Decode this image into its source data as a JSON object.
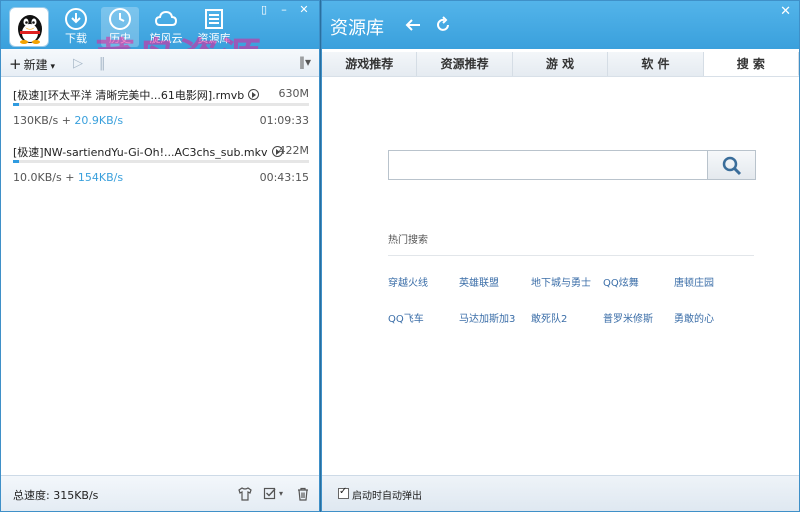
{
  "watermark": "菜鸟资源",
  "left": {
    "nav": [
      {
        "label": "下载",
        "icon": "download-icon"
      },
      {
        "label": "历史",
        "icon": "history-icon"
      },
      {
        "label": "旋风云",
        "icon": "cloud-icon"
      },
      {
        "label": "资源库",
        "icon": "library-icon"
      }
    ],
    "toolbar": {
      "new_label": "新建",
      "more_label": "‖▾"
    },
    "downloads": [
      {
        "name": "[极速][环太平洋 清晰完美中...61电影网].rmvb",
        "size": "630M",
        "speed": "130KB/s",
        "plus": " + ",
        "up_speed": "20.9KB/s",
        "time": "01:09:33",
        "progress": 0.02
      },
      {
        "name": "[极速]NW-sartiendYu-Gi-Oh!...AC3chs_sub.mkv",
        "size": "422M",
        "speed": "10.0KB/s",
        "plus": " + ",
        "up_speed": "154KB/s",
        "time": "00:43:15",
        "progress": 0.01
      }
    ],
    "status": {
      "total_speed": "总速度: 315KB/s"
    }
  },
  "right": {
    "title": "资源库",
    "tabs": [
      {
        "label": "游戏推荐"
      },
      {
        "label": "资源推荐"
      },
      {
        "label": "游 戏"
      },
      {
        "label": "软 件"
      },
      {
        "label": "搜 索"
      }
    ],
    "search": {
      "placeholder": ""
    },
    "hot_label": "热门搜索",
    "hot_rows": [
      [
        "穿越火线",
        "英雄联盟",
        "地下城与勇士",
        "QQ炫舞",
        "唐顿庄园"
      ],
      [
        "QQ飞车",
        "马达加斯加3",
        "敢死队2",
        "普罗米修斯",
        "勇敢的心"
      ]
    ],
    "status": {
      "auto_popup_label": "启动时自动弹出"
    }
  },
  "colors": {
    "accent": "#3aa0dc",
    "link": "#3b6ea8",
    "watermark": "#e6209a"
  }
}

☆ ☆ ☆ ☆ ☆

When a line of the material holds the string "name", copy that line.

        "name": "[极速][环太平洋 清晰完美中...61电影网].rmvb",
        "name": "[极速]NW-sartiendYu-Gi-Oh!...AC3chs_sub.mkv",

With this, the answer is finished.